PROVIDED RECORDS Start Marker

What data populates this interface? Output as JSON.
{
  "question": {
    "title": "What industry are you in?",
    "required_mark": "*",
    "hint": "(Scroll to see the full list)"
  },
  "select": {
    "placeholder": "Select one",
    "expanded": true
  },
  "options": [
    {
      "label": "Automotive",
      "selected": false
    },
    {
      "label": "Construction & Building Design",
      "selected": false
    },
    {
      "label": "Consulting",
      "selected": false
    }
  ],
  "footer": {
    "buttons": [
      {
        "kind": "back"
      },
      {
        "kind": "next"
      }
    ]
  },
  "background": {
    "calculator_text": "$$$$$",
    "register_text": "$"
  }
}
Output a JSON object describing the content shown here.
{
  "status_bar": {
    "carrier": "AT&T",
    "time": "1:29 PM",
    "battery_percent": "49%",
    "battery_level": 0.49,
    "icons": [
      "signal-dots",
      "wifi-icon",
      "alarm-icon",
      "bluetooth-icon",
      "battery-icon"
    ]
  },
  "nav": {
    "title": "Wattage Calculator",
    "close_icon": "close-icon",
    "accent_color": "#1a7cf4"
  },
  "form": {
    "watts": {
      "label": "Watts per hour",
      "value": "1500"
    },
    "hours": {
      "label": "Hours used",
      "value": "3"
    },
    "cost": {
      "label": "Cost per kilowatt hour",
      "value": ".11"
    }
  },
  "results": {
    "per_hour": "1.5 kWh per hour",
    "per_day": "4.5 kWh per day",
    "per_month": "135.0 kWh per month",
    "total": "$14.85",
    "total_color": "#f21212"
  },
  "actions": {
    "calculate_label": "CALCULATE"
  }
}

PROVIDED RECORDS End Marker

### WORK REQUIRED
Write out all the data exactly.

### FINAL ANSWER
What data populates this interface? Output as JSON.
{
  "question": {
    "title": "What industry are you in?",
    "required_mark": "*",
    "hint": "(Scroll to see the full list)"
  },
  "select": {
    "placeholder": "Select one",
    "expanded": true
  },
  "options": [
    {
      "label": "Automotive",
      "selected": false
    },
    {
      "label": "Construction & Building Design",
      "selected": false
    },
    {
      "label": "Consulting",
      "selected": false
    }
  ],
  "footer": {
    "buttons": [
      {
        "kind": "back"
      },
      {
        "kind": "next"
      }
    ]
  },
  "background": {
    "calculator_text": "$$$$$",
    "register_text": "$"
  }
}
Output a JSON object describing the content shown here.
{
  "status_bar": {
    "carrier": "AT&T",
    "time": "1:29 PM",
    "battery_percent": "49%",
    "battery_level": 0.49,
    "icons": [
      "signal-dots",
      "wifi-icon",
      "alarm-icon",
      "bluetooth-icon",
      "battery-icon"
    ]
  },
  "nav": {
    "title": "Wattage Calculator",
    "close_icon": "close-icon",
    "accent_color": "#1a7cf4"
  },
  "form": {
    "watts": {
      "label": "Watts per hour",
      "value": "1500"
    },
    "hours": {
      "label": "Hours used",
      "value": "3"
    },
    "cost": {
      "label": "Cost per kilowatt hour",
      "value": ".11"
    }
  },
  "results": {
    "per_hour": "1.5 kWh per hour",
    "per_day": "4.5 kWh per day",
    "per_month": "135.0 kWh per month",
    "total": "$14.85",
    "total_color": "#f21212"
  },
  "actions": {
    "calculate_label": "CALCULATE"
  }
}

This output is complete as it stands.